SAN JOSE -- The Pac-12 has no shortage of elite receivers, creative offenses, big-name coaches, Bowl Championship Series contenders and national television exposure.
But the conference could be lacking one significant element in 2012: Drama.
It's not hard to envision USC and Oregon winning their respective divisions by two or three games, leaving a mass of mediocrity in their wake.
1. USC: No team in the country has more playmakers than the Trojans. But the Pac-12 title and national championship hinge on USC's defense, in particular the inexperienced line. Then again, its job gets considerably easier if Matt Barkley and Co. put 30 points on the board ... in the first half.
2. Utah: The Utes won't win the division unless USC stumbles badly, but they're poised for a solid season nonetheless with the nation's top defensive lineman (Star Lotulelei), a first-class running game and a favorable schedule (no Stanford, no Oregon).
3. UCLA: The Bruins underachieved last season under Rick Neuheisel and, desperate for success, will undoubtedly be receptive to Jim Mora's coaching. (If you'll put up with training camp in San Bernardino, you'll put up with anything.) Redshirt freshman quarterback Brett Hundley is gifted, but he's also a redshirt freshman quarterback.
4. Arizona: Like UCLA, the Wildcats are a prime candidate for the proverbial new-coach bounce -- an improvement of 2-3 wins
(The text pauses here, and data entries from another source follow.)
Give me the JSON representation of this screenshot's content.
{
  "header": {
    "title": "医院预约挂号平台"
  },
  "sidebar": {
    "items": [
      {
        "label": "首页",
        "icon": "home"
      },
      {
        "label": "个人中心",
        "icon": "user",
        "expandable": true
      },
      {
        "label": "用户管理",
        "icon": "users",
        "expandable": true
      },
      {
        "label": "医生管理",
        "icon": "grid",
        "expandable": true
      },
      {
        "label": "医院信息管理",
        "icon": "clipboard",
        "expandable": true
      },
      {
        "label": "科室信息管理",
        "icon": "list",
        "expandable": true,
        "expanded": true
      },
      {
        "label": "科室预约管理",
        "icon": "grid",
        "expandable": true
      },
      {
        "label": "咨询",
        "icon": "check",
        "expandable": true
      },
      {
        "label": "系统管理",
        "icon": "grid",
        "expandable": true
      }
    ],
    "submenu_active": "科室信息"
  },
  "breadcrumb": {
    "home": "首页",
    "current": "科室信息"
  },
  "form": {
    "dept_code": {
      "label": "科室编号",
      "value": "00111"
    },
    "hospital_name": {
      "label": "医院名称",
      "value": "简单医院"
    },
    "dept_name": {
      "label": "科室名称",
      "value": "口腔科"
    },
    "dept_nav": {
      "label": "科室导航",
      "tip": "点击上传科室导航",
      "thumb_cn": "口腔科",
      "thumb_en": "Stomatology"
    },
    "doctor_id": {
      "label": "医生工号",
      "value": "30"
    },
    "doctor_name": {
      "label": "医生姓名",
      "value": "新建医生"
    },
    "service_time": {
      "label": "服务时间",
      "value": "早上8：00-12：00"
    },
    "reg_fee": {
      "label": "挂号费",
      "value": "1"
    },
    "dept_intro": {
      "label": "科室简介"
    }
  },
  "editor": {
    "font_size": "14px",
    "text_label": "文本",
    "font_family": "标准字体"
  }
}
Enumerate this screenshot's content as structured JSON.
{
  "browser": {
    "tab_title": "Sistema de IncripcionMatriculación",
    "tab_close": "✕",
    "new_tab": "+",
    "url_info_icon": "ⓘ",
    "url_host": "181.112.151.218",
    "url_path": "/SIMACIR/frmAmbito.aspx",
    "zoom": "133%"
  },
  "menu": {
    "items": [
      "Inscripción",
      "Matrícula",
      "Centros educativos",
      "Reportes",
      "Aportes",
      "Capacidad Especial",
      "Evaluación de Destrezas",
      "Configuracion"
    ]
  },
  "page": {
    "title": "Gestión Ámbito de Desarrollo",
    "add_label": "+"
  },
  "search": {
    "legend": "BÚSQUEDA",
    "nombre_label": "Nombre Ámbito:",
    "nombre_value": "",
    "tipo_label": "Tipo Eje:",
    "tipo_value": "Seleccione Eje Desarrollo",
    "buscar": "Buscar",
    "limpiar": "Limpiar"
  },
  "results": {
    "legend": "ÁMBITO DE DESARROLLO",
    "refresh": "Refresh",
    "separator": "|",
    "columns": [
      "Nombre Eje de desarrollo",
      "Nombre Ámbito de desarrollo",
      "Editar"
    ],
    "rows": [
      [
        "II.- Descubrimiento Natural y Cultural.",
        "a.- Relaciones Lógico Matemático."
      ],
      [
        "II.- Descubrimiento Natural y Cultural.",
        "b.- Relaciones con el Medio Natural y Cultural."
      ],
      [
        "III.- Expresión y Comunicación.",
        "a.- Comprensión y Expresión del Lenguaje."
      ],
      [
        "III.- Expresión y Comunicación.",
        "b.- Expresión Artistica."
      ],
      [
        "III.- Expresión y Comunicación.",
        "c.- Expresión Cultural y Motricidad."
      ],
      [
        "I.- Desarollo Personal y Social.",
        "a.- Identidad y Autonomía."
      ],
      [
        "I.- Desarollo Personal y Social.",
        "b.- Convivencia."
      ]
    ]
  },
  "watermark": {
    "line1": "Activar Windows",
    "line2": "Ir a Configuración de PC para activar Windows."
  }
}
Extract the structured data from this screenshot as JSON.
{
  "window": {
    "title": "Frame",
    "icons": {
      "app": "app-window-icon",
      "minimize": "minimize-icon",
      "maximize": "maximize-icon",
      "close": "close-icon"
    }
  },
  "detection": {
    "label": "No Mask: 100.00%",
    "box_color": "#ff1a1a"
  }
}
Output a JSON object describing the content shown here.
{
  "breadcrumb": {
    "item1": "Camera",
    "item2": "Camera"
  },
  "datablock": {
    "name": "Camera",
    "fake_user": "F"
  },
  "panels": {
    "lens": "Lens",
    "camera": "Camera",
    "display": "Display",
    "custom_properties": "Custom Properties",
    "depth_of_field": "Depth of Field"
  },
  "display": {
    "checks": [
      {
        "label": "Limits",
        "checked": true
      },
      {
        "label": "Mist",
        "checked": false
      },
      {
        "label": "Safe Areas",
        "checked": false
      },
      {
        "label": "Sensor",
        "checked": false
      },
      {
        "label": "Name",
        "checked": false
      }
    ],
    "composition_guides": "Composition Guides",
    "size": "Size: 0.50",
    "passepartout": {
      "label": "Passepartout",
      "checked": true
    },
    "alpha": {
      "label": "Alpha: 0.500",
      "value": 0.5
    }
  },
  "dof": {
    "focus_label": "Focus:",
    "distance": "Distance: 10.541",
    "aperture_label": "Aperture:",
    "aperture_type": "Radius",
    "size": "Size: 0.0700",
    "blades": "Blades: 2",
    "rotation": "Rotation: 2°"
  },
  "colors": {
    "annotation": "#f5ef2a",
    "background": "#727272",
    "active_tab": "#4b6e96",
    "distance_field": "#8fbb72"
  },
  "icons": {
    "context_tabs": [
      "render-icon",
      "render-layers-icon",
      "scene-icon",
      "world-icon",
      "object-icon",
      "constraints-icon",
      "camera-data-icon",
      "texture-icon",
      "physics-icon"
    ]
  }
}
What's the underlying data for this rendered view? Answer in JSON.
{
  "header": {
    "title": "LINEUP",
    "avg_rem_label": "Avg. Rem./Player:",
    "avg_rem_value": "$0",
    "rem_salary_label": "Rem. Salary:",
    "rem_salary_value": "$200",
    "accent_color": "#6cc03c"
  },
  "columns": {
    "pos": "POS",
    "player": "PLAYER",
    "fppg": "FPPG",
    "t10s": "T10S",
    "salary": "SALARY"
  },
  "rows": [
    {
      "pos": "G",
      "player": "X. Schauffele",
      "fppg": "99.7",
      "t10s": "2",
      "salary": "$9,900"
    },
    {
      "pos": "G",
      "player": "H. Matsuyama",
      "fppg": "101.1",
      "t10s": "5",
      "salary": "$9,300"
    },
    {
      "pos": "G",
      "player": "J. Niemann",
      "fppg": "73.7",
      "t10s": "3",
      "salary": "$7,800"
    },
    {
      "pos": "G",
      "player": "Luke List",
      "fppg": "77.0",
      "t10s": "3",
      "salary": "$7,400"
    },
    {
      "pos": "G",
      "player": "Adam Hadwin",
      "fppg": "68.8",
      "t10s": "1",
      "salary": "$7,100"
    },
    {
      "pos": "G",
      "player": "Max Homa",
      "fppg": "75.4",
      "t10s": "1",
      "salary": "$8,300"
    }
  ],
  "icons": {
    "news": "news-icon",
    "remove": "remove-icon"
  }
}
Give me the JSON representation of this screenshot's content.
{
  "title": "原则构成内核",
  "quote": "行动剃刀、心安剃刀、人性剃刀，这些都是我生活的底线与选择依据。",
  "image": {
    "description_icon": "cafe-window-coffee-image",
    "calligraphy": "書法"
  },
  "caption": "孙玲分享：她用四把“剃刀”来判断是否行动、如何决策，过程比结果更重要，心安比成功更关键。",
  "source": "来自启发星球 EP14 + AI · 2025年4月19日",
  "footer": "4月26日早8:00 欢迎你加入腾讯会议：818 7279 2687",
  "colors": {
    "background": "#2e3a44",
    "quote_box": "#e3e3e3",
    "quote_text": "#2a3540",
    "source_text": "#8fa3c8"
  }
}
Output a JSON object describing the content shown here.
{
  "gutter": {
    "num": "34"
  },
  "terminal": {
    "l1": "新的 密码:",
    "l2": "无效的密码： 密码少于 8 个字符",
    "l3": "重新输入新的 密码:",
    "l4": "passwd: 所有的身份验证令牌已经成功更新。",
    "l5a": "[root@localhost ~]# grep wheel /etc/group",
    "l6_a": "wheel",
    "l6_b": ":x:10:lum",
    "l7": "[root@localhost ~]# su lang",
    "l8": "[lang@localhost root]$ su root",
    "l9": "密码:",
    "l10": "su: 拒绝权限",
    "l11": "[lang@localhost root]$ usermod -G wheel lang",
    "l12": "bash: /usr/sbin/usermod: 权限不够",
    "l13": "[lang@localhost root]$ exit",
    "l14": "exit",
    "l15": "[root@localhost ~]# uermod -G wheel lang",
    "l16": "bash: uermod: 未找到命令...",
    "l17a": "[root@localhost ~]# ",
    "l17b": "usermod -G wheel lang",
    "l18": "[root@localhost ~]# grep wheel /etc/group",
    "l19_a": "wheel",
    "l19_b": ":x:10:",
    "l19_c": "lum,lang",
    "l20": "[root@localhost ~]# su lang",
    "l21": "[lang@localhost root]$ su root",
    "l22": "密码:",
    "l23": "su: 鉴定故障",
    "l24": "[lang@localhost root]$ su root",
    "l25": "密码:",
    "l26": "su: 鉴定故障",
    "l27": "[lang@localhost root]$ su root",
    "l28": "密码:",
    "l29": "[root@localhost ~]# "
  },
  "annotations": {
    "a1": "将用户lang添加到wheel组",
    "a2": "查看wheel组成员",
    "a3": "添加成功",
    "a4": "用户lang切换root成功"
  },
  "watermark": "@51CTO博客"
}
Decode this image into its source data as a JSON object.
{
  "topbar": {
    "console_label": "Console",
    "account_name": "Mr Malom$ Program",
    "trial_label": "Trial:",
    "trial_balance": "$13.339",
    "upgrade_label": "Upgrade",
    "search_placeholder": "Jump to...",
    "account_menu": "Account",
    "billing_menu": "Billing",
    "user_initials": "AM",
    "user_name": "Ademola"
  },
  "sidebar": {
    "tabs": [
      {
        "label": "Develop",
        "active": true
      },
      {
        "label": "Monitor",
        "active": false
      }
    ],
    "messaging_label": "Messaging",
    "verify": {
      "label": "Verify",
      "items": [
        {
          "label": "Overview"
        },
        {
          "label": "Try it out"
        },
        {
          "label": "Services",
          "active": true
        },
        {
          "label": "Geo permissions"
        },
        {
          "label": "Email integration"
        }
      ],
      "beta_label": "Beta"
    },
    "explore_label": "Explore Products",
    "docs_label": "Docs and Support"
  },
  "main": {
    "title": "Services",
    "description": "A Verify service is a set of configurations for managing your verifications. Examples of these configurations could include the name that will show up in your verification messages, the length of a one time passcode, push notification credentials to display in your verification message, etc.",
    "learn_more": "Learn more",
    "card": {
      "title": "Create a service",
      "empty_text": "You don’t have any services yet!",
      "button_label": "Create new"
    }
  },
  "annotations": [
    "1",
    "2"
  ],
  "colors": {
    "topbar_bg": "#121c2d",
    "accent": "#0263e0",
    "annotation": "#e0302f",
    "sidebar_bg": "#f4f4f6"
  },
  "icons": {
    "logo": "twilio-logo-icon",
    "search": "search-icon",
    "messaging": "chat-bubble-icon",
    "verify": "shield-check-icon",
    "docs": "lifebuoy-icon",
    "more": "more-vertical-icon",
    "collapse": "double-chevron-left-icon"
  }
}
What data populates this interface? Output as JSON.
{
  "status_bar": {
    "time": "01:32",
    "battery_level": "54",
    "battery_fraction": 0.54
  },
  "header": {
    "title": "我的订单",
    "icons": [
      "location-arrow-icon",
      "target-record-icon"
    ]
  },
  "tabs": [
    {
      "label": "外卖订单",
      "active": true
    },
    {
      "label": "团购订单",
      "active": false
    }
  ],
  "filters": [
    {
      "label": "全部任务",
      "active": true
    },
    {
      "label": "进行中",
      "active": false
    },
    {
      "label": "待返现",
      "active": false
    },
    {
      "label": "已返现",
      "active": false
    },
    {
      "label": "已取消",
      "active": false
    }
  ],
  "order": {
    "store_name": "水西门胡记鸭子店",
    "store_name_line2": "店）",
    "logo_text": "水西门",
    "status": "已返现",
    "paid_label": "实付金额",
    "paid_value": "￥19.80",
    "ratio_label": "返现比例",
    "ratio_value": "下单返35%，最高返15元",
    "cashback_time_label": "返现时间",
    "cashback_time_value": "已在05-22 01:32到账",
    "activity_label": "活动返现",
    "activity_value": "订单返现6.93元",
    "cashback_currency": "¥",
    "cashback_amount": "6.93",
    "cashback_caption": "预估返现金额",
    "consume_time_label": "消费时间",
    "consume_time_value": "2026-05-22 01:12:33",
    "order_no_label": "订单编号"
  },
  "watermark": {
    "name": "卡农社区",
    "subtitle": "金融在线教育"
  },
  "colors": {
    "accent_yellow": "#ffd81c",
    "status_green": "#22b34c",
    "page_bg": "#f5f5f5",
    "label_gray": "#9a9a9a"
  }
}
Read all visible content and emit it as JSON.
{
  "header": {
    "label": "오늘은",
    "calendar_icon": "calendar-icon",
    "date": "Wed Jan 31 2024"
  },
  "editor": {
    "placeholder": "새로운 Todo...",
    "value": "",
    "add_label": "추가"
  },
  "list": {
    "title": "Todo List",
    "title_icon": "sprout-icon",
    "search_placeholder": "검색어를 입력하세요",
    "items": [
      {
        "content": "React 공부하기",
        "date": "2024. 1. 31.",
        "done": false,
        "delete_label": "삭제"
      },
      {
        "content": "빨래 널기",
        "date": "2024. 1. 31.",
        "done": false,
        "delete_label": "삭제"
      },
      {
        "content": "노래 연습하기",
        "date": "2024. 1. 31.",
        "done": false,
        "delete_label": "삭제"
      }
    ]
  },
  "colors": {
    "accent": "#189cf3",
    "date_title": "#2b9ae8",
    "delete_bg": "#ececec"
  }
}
5. Colorado: Won the coin toss with ASU for fifth place in these projections, although there isn't much separating the teams and both figure to be the worst in the conference. The Buffaloes have a new quarterback, Kansas transfer Jordan Webb, and a soft early-season schedule to let him get comfortable.
6. Arizona State: New coach, new system, new quarterback and same old story for the Sun Devils: They won't be a factor in the division race. But tailback Cameron Marshall, from San Jose's Valley Christian High School, is worth watching.
1. Oregon: The defense should be one of the league's best and there are more than enough playmakers at tailback and receiver to offset whatever inefficiency the offense may experience while new quarterback Marcus Mariota gets comfortable.
2. Stanford: Despite the expected drop in quarterback production, the Cardinal is well stocked at tailback, linebacker and on both lines of scrimmage. The challenge will be executing its approach-- use the run to set up the pass, dominate the time of possession, wear down the defense -- without Andrew Luck's third-down mastery
3. Cal: The move back into Memorial Stadium only intensifies the pressure on coach Jeff Tedford, whose teams are 21-24 in league play the past five seasons. The Bears have several elite talents but also a slew of questions. And the schedule, which includes back-to-back trips to Ohio State and USC, is demanding.
4. Washington: Even without LSU, USC and Oregon on the schedule, the Huskies would have a difficult time finishing above the masses in the rugged North: Their top tailback and receiver are gone, and the defense is in the midst of a major overhaul. But quarterback Keith Price gives them a chance to win every game ... well, almost every game.
5. Washington State: The Cougars should be one of the most improved teams in the conference, which isn't saying much given that they haven't won more than two league games in a season since 2007. But the combination of coach Mike Leach, quarterback Jeff Tuel and receiver Marquess Wilson is worth a few wins by itself.
6. Oregon State: Coach Mike Riley's teams have surprised us before when expectations are low, and they may do it this fall -- but only if the offensive line upgrades its performance and quarterback Sean Mannion cuts down on his mistakes.
*** Pac-12 Championship
USC over Oregon: A berth in the national championship game and the Heisman Trophy could be on the line when the teams collide for the second time. Advantage, USC -- by the slimmest of margins.